Through the mid-2000s, observers of labor markets in Latin America generally agreed that performance in recent decades had been disappointing, for some, in fact, “perhaps the greatest disappointment of the new development strategy” (Berg et al. 2006, 1). This disappointment is not restricted to social scientists, as public opinion surveys “confirm that employment is people's primary concern in almost all countries” (Pagés, Pierre, and Scarpetta 2009, 1). Employment levels picked up during the 2000s, but often in low productivity activities or what a World Bank study called “growthless jobs” (Pagés et al. 2009, 2).

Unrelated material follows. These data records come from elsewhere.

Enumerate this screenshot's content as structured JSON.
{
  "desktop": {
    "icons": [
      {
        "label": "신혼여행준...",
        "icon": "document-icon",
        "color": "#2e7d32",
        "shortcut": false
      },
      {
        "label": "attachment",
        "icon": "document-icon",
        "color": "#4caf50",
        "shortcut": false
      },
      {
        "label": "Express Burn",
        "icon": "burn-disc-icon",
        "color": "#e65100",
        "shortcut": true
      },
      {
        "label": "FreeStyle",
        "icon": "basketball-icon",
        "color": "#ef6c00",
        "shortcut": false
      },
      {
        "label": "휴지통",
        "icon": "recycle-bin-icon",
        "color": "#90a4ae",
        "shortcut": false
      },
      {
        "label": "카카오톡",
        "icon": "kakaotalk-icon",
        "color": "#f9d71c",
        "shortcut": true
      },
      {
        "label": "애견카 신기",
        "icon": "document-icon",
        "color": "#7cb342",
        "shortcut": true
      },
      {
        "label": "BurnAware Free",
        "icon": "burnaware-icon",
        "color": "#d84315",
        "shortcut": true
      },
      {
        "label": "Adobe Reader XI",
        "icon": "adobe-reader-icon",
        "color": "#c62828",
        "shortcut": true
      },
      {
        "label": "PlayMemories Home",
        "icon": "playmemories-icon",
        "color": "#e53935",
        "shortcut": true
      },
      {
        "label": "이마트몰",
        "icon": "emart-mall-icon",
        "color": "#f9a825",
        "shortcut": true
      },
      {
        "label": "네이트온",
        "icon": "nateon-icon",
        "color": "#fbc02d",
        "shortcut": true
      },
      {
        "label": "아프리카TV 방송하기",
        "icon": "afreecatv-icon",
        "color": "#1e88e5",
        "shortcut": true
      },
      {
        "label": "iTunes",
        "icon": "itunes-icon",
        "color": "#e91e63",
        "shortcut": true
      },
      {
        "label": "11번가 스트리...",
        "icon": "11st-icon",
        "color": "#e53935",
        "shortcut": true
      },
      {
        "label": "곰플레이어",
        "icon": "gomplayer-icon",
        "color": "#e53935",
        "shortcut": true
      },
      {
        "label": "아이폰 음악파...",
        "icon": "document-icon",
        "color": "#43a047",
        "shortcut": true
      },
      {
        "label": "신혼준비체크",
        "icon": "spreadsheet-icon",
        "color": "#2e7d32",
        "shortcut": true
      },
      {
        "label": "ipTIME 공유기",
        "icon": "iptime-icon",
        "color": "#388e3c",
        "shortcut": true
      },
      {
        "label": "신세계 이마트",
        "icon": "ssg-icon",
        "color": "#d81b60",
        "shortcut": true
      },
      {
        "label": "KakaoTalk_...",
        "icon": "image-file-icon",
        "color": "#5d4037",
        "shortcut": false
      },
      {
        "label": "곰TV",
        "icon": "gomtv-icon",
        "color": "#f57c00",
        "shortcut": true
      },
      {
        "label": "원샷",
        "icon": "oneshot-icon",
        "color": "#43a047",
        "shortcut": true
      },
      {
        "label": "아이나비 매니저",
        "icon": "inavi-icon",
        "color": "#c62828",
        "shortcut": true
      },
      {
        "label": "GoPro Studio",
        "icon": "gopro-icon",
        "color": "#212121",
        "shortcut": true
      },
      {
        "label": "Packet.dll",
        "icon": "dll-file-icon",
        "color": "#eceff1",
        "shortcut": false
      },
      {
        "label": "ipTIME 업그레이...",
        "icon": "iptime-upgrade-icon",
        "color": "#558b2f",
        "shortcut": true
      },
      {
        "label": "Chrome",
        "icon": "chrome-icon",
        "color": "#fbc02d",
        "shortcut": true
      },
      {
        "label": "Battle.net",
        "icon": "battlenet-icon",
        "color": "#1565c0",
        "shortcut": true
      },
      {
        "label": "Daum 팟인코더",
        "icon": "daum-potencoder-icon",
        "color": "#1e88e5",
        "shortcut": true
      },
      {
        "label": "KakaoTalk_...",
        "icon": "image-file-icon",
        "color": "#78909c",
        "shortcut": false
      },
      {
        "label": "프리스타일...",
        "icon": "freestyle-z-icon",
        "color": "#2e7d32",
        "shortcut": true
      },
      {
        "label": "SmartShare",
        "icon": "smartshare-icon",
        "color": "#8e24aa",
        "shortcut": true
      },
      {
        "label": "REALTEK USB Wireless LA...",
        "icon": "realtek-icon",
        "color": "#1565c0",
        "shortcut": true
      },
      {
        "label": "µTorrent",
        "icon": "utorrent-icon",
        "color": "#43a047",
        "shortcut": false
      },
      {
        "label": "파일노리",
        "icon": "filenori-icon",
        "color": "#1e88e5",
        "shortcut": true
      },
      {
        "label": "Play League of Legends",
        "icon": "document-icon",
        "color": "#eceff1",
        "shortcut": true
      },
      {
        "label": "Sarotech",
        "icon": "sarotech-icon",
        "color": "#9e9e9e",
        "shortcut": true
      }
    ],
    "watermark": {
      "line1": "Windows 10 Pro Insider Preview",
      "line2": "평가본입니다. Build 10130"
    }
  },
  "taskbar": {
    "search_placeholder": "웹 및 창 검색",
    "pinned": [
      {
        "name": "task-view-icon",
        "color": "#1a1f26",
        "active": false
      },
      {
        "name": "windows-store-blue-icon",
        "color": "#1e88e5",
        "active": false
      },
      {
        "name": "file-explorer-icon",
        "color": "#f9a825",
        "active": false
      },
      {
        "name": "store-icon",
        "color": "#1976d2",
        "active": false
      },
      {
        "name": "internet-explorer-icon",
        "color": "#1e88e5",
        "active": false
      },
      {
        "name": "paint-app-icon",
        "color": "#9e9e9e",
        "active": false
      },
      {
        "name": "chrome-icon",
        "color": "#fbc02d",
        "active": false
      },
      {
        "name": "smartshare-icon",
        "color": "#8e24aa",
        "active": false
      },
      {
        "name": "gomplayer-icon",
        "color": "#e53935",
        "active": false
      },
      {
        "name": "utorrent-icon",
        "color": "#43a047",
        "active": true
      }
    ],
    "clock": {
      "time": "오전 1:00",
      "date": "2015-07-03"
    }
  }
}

However, the diagnoses and resulting policy prescriptions for how to fix labor markets vary greatly. For the International Labour Organization (ILO), for example, a core problem is informality, which accounts for about half of all employment and half of new jobs created in the 2000s. A central policy recommendation is therefore for more and better enforcement as well as “social dialogue” among representatives of workers, employers, and the government (ILO 2006, 12, 19; see also IDB 2003, 118, 277). Others, in contrast, blame rigidity and over-regulation of labor markets and its “many undesirable side effects,” and call for deregulation and more flexibility (World Bank 2004a, 35, 37–38). Another group focuses on comparatively low levels of education and skills. These studies usually recommend greater investment in education as well as additional policies to reform training institutes (IDB 2003, 276), to expose firms to greater competition (de Ferranti et al. 2003, 9), or promote diffusion of information on the high returns to education (Menezes-Filho 2003, 143).